Task item:
Below are some entries. Copy each line in them that holds "time".

·····

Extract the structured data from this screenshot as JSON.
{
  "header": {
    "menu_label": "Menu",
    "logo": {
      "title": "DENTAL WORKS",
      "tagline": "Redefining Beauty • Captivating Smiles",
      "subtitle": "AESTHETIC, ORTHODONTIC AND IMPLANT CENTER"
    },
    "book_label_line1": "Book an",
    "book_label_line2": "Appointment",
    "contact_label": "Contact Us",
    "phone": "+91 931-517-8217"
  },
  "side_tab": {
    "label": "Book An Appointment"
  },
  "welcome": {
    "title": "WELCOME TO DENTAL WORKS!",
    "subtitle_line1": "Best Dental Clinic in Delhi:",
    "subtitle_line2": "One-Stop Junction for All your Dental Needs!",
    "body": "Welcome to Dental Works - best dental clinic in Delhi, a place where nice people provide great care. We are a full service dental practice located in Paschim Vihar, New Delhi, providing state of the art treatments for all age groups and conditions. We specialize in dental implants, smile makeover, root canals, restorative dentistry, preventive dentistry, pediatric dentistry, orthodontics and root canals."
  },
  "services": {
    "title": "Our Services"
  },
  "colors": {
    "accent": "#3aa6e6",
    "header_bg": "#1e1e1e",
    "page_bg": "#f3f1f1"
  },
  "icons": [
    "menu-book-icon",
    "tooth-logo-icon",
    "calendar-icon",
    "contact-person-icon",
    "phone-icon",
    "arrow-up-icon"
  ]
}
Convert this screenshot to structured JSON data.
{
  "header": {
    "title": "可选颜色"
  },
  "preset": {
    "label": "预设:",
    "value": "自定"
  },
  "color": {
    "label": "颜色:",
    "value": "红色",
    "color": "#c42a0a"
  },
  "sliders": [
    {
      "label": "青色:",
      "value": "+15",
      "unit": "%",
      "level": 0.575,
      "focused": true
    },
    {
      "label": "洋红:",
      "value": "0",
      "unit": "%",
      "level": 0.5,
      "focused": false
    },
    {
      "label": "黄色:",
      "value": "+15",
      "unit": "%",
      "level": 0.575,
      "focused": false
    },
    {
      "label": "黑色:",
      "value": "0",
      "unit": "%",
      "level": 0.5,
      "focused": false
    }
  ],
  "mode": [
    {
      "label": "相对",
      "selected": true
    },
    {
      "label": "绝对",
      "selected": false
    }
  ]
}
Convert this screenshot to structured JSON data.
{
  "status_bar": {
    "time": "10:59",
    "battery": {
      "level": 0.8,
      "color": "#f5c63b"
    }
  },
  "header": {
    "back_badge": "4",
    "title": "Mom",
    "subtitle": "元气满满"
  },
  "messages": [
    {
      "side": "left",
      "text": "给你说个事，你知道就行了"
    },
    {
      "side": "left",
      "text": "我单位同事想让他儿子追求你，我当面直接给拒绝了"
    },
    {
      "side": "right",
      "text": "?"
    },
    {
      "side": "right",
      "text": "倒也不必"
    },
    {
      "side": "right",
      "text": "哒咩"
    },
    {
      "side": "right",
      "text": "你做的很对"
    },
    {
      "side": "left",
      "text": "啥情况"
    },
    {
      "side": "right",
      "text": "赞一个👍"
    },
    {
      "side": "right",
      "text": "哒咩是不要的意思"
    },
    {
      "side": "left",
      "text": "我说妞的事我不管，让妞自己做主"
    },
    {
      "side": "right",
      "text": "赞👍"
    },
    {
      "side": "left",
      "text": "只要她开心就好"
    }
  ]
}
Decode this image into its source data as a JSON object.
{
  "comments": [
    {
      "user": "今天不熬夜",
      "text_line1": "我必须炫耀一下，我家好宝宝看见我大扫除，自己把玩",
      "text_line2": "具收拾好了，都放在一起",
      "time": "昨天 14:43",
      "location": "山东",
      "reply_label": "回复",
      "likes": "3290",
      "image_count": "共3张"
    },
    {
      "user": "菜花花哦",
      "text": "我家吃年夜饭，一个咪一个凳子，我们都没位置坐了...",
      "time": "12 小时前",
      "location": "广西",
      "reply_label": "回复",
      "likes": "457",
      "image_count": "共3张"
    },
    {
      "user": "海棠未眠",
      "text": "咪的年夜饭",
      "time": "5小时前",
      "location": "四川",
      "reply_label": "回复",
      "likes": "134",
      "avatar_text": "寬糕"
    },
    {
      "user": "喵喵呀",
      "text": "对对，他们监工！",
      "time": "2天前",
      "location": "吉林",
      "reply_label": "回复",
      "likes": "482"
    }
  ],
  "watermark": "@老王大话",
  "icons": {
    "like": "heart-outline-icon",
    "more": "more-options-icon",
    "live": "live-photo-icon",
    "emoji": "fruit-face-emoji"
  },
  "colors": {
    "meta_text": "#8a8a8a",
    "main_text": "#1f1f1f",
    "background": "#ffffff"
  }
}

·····

Response for this exercise:
    "time": "10:59",
      "time": "昨天 14:43",
      "time": "12 小时前",
      "time": "5小时前",
      "time": "2天前",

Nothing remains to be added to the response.